◆ **Given information**:
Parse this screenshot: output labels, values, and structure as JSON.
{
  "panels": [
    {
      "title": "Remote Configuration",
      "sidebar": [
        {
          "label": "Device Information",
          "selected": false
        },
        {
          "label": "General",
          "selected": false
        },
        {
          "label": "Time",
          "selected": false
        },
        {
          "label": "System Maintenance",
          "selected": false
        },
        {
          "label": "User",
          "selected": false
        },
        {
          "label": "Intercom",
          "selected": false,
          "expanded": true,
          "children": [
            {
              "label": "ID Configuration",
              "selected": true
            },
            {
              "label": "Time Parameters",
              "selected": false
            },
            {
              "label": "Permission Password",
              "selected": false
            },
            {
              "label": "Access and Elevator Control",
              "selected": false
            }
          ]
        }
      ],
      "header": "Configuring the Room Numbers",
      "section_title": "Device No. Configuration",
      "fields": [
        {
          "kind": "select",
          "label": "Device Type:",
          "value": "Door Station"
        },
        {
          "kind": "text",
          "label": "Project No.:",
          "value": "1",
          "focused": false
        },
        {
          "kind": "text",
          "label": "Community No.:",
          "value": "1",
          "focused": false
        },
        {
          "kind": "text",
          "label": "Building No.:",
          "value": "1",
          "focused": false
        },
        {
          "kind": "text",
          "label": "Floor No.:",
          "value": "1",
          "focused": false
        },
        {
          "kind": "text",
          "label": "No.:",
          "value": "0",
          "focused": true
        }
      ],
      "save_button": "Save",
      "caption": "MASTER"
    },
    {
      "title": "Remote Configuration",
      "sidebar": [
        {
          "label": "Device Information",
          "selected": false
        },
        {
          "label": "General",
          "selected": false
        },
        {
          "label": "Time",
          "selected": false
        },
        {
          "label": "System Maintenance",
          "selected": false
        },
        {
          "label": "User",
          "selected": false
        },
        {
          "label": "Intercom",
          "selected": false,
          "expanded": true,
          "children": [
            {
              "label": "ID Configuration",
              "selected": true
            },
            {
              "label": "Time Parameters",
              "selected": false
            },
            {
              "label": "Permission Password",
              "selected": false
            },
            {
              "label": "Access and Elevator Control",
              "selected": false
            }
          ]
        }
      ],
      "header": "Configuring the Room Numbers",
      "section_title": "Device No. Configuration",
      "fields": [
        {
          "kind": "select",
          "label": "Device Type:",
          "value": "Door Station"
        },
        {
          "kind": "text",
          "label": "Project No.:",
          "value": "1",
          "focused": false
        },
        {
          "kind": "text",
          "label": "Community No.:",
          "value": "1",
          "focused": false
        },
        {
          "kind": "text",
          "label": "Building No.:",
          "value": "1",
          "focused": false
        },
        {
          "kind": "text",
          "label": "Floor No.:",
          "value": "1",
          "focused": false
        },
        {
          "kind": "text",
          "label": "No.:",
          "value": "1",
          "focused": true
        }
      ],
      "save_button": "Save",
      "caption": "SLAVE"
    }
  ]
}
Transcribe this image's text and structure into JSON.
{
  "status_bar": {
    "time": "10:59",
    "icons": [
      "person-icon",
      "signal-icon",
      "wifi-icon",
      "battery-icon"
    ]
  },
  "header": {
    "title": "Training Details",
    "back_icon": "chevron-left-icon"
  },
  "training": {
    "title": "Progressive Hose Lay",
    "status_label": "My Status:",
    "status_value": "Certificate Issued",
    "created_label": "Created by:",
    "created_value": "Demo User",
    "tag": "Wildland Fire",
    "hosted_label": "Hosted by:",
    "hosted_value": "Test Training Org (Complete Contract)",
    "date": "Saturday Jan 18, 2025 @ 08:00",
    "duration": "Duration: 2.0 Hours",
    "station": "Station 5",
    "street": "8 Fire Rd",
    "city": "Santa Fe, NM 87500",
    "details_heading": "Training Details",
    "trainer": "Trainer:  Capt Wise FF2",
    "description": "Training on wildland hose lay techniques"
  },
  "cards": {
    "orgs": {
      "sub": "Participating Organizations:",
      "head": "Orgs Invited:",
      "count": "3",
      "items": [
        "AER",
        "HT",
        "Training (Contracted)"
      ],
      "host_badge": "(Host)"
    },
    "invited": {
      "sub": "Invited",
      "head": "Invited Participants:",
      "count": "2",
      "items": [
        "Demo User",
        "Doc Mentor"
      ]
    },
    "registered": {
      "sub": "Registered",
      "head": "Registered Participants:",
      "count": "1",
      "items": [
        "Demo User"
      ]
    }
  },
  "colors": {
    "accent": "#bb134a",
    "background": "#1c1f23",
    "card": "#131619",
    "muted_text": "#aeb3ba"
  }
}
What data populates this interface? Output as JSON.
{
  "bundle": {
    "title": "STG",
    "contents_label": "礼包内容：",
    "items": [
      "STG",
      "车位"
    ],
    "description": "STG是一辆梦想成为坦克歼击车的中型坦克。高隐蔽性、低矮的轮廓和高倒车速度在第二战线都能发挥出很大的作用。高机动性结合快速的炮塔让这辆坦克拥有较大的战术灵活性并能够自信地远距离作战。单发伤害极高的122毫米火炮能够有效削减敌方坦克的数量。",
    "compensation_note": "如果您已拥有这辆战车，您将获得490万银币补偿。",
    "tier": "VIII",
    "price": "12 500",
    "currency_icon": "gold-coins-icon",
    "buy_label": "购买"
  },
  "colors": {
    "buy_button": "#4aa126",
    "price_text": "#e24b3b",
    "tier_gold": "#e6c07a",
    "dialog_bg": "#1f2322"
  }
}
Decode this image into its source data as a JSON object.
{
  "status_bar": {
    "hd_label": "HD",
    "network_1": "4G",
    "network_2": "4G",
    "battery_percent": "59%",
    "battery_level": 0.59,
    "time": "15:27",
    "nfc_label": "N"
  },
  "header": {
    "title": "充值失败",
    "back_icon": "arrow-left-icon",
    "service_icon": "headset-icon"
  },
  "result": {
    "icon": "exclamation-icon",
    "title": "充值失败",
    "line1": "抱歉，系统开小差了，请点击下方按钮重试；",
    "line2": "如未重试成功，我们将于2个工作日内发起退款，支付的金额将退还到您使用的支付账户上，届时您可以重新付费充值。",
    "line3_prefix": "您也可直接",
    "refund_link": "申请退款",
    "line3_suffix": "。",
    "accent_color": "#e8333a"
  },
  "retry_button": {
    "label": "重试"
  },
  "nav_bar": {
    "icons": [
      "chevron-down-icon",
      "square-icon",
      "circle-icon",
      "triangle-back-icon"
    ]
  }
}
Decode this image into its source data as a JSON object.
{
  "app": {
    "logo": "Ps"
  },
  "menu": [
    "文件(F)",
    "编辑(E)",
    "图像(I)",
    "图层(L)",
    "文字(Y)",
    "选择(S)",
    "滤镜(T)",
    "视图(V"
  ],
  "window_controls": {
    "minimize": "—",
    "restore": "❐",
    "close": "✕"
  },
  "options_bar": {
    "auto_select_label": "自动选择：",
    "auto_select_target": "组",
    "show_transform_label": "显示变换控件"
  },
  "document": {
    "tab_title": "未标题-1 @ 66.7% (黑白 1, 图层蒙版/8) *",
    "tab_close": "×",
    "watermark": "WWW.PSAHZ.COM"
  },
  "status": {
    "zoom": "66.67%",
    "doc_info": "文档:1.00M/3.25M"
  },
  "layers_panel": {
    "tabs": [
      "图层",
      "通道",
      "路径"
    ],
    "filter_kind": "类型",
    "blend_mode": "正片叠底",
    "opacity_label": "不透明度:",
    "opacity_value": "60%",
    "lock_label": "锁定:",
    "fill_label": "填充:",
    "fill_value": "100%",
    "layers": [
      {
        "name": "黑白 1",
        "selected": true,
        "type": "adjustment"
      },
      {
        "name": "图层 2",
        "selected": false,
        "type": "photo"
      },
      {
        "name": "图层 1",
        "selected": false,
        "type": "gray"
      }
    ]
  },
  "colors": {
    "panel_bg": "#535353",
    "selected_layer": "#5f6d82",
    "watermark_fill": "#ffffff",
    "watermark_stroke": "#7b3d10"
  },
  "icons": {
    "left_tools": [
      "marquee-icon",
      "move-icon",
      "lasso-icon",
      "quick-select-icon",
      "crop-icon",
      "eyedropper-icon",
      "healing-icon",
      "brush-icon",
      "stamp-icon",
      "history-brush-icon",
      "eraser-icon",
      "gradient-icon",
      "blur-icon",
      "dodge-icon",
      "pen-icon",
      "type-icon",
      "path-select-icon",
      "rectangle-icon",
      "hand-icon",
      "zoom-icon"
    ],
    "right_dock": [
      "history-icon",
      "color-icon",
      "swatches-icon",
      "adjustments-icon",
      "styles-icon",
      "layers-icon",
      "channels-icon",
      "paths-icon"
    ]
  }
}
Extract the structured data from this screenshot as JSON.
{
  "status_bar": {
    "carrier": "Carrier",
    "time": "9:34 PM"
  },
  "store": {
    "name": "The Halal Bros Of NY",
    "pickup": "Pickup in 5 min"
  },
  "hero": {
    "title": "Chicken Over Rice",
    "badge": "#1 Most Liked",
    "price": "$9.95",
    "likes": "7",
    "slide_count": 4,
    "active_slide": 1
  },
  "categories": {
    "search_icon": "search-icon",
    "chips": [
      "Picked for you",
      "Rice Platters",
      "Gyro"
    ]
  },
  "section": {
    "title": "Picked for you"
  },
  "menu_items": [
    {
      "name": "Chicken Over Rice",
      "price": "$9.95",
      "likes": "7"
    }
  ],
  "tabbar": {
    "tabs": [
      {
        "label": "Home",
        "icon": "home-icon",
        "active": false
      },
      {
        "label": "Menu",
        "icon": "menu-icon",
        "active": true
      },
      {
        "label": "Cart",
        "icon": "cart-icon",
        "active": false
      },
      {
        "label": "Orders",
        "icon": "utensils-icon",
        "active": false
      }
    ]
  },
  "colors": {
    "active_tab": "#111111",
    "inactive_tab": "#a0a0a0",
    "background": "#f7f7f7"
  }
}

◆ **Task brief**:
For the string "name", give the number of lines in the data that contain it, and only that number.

◆ **Solution for this exercise**:
5